Once he began transitioning to that scraggly gray look -- don't get me started -- I packed my bags and moved back to the States. It's just an hour or so by boat from my deck to Havana, so he and I keep in touch. I worry about his health, though.

Anyway, I'm at my place in the Keys, talking to this guy who's Brian Wilson but not Brian Wilson and ready to throw the phone into the ocean. But then he says he's a pitcher for the Giants. I say, "The Giants? Like from New York?" I'm old-school, forgive me. "No," he says. "San Francisco." He went on. "We're contending, and I need a look to take us through the playoffs and into the Series." I tell him, "Buddy, I'm old, I'm tired, I can barely make it off the couch, let alone all the way to San Francisco. And bopping around the mound every night, with all the lights, soaking in sweat? No way."

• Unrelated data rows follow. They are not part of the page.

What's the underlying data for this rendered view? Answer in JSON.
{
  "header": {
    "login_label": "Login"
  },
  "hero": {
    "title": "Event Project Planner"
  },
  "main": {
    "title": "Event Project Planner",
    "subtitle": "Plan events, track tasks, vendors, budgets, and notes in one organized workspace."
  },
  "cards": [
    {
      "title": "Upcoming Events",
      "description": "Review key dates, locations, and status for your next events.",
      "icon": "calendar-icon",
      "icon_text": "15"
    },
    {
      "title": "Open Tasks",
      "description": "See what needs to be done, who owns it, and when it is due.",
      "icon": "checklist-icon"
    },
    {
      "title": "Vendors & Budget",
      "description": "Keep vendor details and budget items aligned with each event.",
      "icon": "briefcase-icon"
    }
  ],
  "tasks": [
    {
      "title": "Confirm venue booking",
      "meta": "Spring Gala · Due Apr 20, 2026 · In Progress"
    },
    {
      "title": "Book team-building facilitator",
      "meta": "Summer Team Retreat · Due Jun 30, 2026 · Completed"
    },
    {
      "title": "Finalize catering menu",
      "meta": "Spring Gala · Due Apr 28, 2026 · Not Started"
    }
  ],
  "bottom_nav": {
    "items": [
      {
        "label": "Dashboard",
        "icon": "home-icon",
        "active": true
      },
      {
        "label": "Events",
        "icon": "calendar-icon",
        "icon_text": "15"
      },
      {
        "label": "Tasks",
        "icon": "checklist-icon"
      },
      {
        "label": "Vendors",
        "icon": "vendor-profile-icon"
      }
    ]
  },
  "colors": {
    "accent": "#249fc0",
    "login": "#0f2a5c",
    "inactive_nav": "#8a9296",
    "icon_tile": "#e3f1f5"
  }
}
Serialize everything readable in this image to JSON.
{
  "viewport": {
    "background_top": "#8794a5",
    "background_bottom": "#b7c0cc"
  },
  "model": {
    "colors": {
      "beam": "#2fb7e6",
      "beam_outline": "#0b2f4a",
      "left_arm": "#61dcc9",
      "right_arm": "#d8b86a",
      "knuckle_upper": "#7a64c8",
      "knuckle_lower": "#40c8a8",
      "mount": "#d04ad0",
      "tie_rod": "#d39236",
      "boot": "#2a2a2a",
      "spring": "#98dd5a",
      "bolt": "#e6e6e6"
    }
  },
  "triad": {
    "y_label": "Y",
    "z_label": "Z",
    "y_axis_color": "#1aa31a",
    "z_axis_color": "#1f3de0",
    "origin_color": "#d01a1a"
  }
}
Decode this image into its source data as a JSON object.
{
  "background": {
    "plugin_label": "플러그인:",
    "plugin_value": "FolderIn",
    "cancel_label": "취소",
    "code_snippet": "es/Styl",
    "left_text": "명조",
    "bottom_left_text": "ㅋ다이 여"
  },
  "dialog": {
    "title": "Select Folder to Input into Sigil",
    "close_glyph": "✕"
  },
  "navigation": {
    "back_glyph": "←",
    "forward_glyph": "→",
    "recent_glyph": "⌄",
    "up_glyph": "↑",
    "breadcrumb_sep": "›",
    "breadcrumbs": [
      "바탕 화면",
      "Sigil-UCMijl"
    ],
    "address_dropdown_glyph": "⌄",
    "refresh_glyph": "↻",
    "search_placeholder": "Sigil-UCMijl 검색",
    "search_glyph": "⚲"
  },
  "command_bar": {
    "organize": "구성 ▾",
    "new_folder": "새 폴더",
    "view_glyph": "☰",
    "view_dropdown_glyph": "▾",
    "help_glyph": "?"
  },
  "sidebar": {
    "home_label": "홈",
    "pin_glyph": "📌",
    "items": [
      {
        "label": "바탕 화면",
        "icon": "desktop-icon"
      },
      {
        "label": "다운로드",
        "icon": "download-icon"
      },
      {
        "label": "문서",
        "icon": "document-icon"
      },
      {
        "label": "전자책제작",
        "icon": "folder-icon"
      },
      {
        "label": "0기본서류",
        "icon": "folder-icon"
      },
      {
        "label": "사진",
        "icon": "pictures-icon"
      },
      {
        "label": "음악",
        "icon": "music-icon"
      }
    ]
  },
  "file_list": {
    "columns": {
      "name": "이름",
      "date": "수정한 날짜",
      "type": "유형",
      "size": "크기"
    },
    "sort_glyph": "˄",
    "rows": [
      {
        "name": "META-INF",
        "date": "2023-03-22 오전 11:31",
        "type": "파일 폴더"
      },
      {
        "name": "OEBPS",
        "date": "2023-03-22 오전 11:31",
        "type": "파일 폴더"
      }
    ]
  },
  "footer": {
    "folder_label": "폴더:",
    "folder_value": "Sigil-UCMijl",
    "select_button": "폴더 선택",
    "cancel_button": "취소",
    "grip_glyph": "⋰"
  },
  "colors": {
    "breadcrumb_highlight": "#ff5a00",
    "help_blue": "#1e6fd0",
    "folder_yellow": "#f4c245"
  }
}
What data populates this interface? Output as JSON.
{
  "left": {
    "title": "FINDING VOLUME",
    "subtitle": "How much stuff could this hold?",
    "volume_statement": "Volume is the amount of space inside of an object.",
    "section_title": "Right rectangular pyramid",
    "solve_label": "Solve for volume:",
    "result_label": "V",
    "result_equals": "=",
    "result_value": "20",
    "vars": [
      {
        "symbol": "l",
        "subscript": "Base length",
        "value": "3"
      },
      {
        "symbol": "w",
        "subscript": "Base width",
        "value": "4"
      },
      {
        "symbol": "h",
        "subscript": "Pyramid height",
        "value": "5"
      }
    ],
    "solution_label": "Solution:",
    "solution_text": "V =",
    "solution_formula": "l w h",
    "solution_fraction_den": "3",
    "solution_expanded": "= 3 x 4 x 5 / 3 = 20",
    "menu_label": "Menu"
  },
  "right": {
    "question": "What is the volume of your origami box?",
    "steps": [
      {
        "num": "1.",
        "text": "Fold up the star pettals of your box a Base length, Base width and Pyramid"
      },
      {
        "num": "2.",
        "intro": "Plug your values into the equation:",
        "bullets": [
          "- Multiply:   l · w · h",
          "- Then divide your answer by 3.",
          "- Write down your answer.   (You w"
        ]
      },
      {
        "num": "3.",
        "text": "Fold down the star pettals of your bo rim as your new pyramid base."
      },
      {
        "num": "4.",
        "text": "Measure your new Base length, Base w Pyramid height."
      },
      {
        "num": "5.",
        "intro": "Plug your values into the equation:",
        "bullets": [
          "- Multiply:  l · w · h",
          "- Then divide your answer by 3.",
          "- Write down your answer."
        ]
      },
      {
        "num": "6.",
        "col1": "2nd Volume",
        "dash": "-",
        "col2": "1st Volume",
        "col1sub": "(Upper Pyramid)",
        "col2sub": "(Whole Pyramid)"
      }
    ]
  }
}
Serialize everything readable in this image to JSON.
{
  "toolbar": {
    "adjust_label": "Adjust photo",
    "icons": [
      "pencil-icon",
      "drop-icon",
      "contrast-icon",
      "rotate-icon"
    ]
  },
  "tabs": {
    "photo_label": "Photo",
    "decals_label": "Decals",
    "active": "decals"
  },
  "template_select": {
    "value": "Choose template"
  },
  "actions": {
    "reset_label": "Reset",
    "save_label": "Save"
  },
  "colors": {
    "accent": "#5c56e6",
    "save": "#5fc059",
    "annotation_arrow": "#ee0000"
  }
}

But he couldn't be dissuaded. Next thing I know I've agreed to a meet-and-greet. He sends a plane, and next day I'm in San Francisco, face to face with this guy. And the first thing I say is the first thing everyone says: "Brian, are you out of your damn mind?" He was clean shaven and looked like a scoutmaster. Not a beard type of guy, right? Worst of all, his hair was almost blond. On a good day, you'd call it auburn. I'm jet-black, engine-block black. Hair like his with a beard like me? It would look ludicrous. It wasn't gonna work. So I get up, start walking out. He runs after me, stops me and says, "I know it sounds crazy, but you gotta trust me. Think of the batters. They look up, see this guy with this big intense beard, right? That's intimidating." Well, you don't have to convince me of that. On the right face, I can strike fear in the heart of any man. I know this. You should have seen me and Fidel storming the Cuban countryside together. People crapped their pants. Repeatedly.

Now Wilson's got my attention. "Okay," he says, "now think of the batter who's standing there, not only freaked out by the beard, but also trying to figure out what kind of lunatic would have a beard six shades darker than his actual hair."

So I start to picture it. I see us in the NLCS. We trot out to the mound together, and immediately the batter's thinking, What the holy hell is that? It's not just the big bushy beard. It's not just the mismatched colors. It's the fact that this pitcher is wearing this messed-up look in the most important games of his life. The game is on the line, and when the Giants call in their closer, he comes out wearing the most insane hair-beard combo in the history of sports. And while the batter's trying to process all this, trying to make some damned sense of it, Wilson is blowing 98 mph fastballs by him. Boom boom boom.

Right then, I knew this guy was the real deal. That he could pull it off, and together we'd make history. And he did, and we did.

Dave Eggers, a longtime contributor to The Magazine, is the author of seven books. His most recent, Zeitoun, is a nonfiction account of a Syrian-American immigrant and his extraordinary experience during Hurricane Katrina. Eggers is also the founder and editor of McSweeney's, an independent publishing house based in San Francisco.

Dave Eggers is the author of seven books including Zeitoun, and the founder and editor of independent publishing house McSweeney's. He co-founded the nonprofit writing and tutoring center 826 Valencia in San Francisco, and sister 826 centers have opened in seven cities. An early consultant to ESPN: The Magazine, Eggers was the magazine's first Answer Guy.